That’s bad writing.

That’s sexist writing.

This plot was boring. It was predictable. It was repetitive. And it was sexist.

Unfortunately, GoT has been all of the above.

(And before anyone tells me not to watch if I don’t like it. Well, one that’s a stupid argument. And two, I watch so I can take part in these conversations and because the hate coursing through my veins makes me feel alive).

Female Character Fatigue

I’m tired of you, Blogosphere.

I’m tired of these pointless, don’t quite get it articles on “strong female characters,” on TV doing female characters right, on Hollywood doing female characters wrong. I’m tired of these articles because they are irrelevant and miss the point. I’m tired because so many articles turn into a diversity checklist, as if we must have someone at every cross section. Sure, it had strong female characters, but where are the disabled, transgendered, gay female characters of color? It’s never good enough for someone, somewhere.

Mostly, I’m tired of articles trying to prove some point they don’t recognize. Why should it be an event every time a TV show or movie meets the BARE MINIMUM of quality writing–interesting male and female characters? No, I am not impressed by a single female character who isn’t a stereotype. I am tired of applauding mainstream crap for pandering  to my demo as if we’re an after thought. Women make up 50% of the population, and slightly more of the movie going public. Marketing to women isn’t progressive; it’s good business sense.

I want to see movies, TV shows, and books where female and male characters get equal screen/page time, where female and male characters are able to push the story forward and make important decisions. I want to see a world where we treat the inclusion of different races, genders, sexual orientations, and levels of ability as normal, not extraordinary.

I write things with interesting characters, female and non-female, white and non-white, straight and non-straight. I don’t need a fucking cookie to know that characters can be novel for reasons beside what is or isn’t between their legs.

Luther

I was going to write a positive post, but I am crampy and nauseous and I feel altogether miserable.

I have been watching Luther, a BBC crime drama. Despite some problems with deus ex machina and fridge-stuffing, I enjoy it. My favorite part of the show is Alice.

A genius who earned a PhD at 18, Alice goes after what she wants without concern for the law or other people’s interests. She is strong, smart, manipulative. A great, strong female character.

And she’s a murdering psychopath.

Even better.

It’s so rare we get to see a clever female killer, much less a psychopath. Unlike many “evil” female characters, Alice is not motivated by romance or revenge on an ex-lover. She cares for Luther and does what she needs to protect him, but she would turn on him in a second if push came to shove.
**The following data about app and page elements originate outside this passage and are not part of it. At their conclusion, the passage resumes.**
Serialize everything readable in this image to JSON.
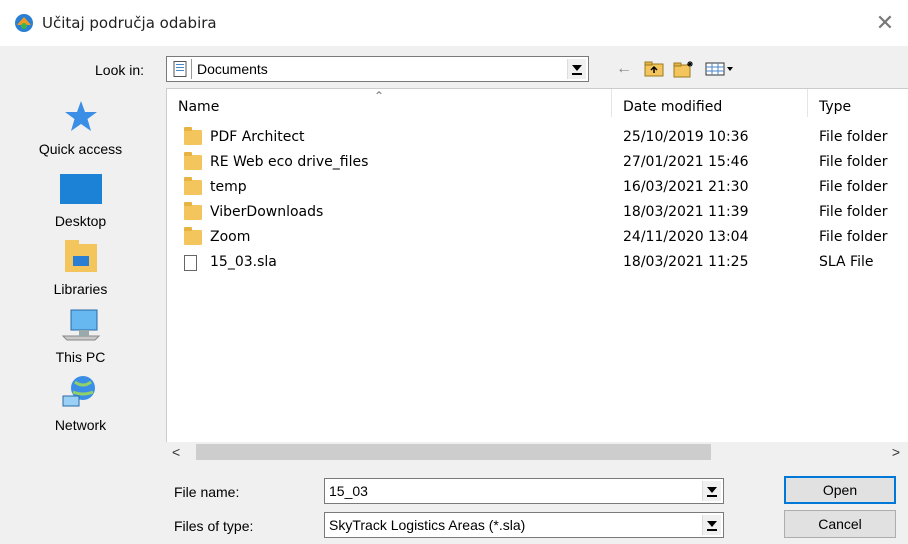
{
  "window": {
    "title": "Učitaj područja odabira",
    "close_symbol": "✕"
  },
  "lookin": {
    "label": "Look in:",
    "value": "Documents"
  },
  "toolbar": {
    "back_symbol": "←"
  },
  "places": [
    {
      "label": "Quick access",
      "icon": "star-icon"
    },
    {
      "label": "Desktop",
      "icon": "desktop-icon"
    },
    {
      "label": "Libraries",
      "icon": "libraries-icon"
    },
    {
      "label": "This PC",
      "icon": "computer-icon"
    },
    {
      "label": "Network",
      "icon": "network-icon"
    }
  ],
  "list": {
    "columns": {
      "name": "Name",
      "date": "Date modified",
      "type": "Type"
    },
    "rows": [
      {
        "name": "PDF Architect",
        "date": "25/10/2019 10:36",
        "type": "File folder",
        "kind": "folder"
      },
      {
        "name": "RE Web eco drive_files",
        "date": "27/01/2021 15:46",
        "type": "File folder",
        "kind": "folder"
      },
      {
        "name": "temp",
        "date": "16/03/2021 21:30",
        "type": "File folder",
        "kind": "folder"
      },
      {
        "name": "ViberDownloads",
        "date": "18/03/2021 11:39",
        "type": "File folder",
        "kind": "folder"
      },
      {
        "name": "Zoom",
        "date": "24/11/2020 13:04",
        "type": "File folder",
        "kind": "folder"
      },
      {
        "name": "15_03.sla",
        "date": "18/03/2021 11:25",
        "type": "SLA File",
        "kind": "file"
      }
    ]
  },
  "scroll": {
    "left": "<",
    "right": ">"
  },
  "filename": {
    "label": "File name:",
    "value": "15_03"
  },
  "filetype": {
    "label": "Files of type:",
    "value": "SkyTrack Logistics Areas (*.sla)"
  },
  "buttons": {
    "open": "Open",
    "cancel": "Cancel"
  },
  "colors": {
    "folder": "#f4c55c",
    "accent": "#0078d7"
  }
}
Women on TV tend to be moralizing forces. It’s great when women get to be bad. It’s better when women get to be worse, or even the worst. Alice is a murder, but she is always humanized. She is always presented as motivated and interesting. She is never sexualized or treated as a love interest–she never seems jealous of Luther’s ex-wife.
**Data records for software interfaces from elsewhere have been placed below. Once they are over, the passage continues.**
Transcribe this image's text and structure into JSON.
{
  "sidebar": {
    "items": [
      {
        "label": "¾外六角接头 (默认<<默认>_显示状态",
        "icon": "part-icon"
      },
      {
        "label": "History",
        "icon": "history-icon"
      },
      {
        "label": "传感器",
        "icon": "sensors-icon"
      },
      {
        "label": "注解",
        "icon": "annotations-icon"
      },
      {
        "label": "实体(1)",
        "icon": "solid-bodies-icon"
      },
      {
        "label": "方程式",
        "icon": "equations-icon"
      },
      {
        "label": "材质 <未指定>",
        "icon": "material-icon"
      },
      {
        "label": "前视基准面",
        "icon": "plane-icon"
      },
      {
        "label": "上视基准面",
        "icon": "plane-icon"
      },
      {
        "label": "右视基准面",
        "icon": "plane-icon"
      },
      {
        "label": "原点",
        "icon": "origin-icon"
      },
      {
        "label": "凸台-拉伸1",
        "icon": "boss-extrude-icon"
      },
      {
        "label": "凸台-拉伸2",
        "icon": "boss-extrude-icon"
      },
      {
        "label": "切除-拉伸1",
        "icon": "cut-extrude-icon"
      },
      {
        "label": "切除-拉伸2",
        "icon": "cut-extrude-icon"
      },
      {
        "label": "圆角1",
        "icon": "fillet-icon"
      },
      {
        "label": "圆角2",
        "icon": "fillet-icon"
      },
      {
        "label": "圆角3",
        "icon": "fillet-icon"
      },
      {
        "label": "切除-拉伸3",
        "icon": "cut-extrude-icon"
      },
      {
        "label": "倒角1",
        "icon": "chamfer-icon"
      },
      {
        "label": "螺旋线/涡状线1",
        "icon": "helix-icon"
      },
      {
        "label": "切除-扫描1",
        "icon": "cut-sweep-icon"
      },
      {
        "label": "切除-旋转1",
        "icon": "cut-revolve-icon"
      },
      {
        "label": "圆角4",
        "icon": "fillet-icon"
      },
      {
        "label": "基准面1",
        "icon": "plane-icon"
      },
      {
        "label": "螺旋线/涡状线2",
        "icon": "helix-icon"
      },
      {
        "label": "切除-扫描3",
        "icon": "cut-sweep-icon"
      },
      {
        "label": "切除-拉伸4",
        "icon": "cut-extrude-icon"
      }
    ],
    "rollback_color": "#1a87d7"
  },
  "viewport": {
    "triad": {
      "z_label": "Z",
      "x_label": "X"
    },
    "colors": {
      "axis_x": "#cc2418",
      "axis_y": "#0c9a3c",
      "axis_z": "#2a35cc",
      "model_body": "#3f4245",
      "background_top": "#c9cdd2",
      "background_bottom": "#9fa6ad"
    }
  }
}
I hope we can see more interesting, nuanced female characters–not all good, not all bad, but somewhere in between. So what if Alice is mostly bad? She’s fun as hell to watch.